On November 17, as part of the Conservatory of Music’s Artist Series, the Chicago Symphony Orchestra performed Stravinsky’s The Rite of Spring and Leonidas Kavakos’ rendition of Szymanowski’s Second Violin Concerto. The concert was held at Edman Memorial Chapel and featured a pre-concert conversation in Armerding Concert Hall.
With its first cohort walking onto campus in 1972, Wheaton College’s engineering program recently celebrated its 50th anniversary. The Department of Physics and Engineering offers both the 3-2 dual degree program and a new four-year liberal arts engineering degree that was announced in the fall of 2022. This past semester was the first time that enrolling students could choose to declare a four-year major in general engineering, with a concentration in mechanical engineering.
The Bon Appetit Management Company implemented fresh changes to Anderson Commons, including a complete overhaul of the furniture and chairs in the dining hall to offer more comfort and seating option flexibility. Digital screens were added to display more readable menus and cut back on paper usage. Anderson Commons stations are no longer self-served in an effort to reduce food waste and promote healthy portions. In Lower Beamer, Sam’s Cafe now serves coffee from I Have a Bean, a local roastery that employs formerly incarcerated individuals.
Daniel Nayeri’s Everything Sad Is Untrue is the Wheaton College 2023–2024 Core Book of the year. As the first contemporary young adult work selected for the program, Everything Sad Is Untrue addresses crucial topics such as religious differences, human migration, and refugee crises while incorporating elements of Persian legend, family history, and spiritual autobiography. On October 23, Nayeri gave an on-campus talk on his book’s thematic content in Armerding Concert Hall.

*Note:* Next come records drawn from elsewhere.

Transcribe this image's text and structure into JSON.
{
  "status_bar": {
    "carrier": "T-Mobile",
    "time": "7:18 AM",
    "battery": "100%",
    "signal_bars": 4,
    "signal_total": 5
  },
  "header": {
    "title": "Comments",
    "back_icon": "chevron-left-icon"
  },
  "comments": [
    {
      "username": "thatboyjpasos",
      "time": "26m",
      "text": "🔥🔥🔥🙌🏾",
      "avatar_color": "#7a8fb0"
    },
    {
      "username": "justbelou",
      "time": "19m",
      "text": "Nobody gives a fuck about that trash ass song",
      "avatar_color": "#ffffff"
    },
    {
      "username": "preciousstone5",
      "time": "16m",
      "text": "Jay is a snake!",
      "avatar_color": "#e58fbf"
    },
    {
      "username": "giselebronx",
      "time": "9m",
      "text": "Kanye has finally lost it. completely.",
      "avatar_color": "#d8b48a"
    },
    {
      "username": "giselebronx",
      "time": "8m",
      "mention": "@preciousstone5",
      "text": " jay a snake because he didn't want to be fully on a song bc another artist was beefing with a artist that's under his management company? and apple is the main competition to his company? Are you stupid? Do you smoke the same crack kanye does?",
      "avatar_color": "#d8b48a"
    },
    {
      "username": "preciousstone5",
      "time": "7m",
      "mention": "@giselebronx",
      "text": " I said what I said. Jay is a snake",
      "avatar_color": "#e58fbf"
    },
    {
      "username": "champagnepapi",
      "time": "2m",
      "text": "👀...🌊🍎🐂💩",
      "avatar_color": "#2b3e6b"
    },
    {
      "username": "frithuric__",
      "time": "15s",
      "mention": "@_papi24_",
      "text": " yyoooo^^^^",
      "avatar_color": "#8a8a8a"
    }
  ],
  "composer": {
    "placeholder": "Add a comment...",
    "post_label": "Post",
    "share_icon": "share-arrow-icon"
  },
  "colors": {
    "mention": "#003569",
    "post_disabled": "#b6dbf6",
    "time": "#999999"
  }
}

The following night, Dr. Esau McCaulley, Associate Professor of New Testament, and author Beth Moore joined Nayeri for an on-campus public panel discussion exploring the process and power of spiritual autobiography.
This Christmas, alumni missionary families serving in 51 countries outside the United States will receive the following gifts, thanks to publishers who donate books and the College’s Board of Trustees, which provides funds for shipping costs.
Read more stories at wheaton.edu/news.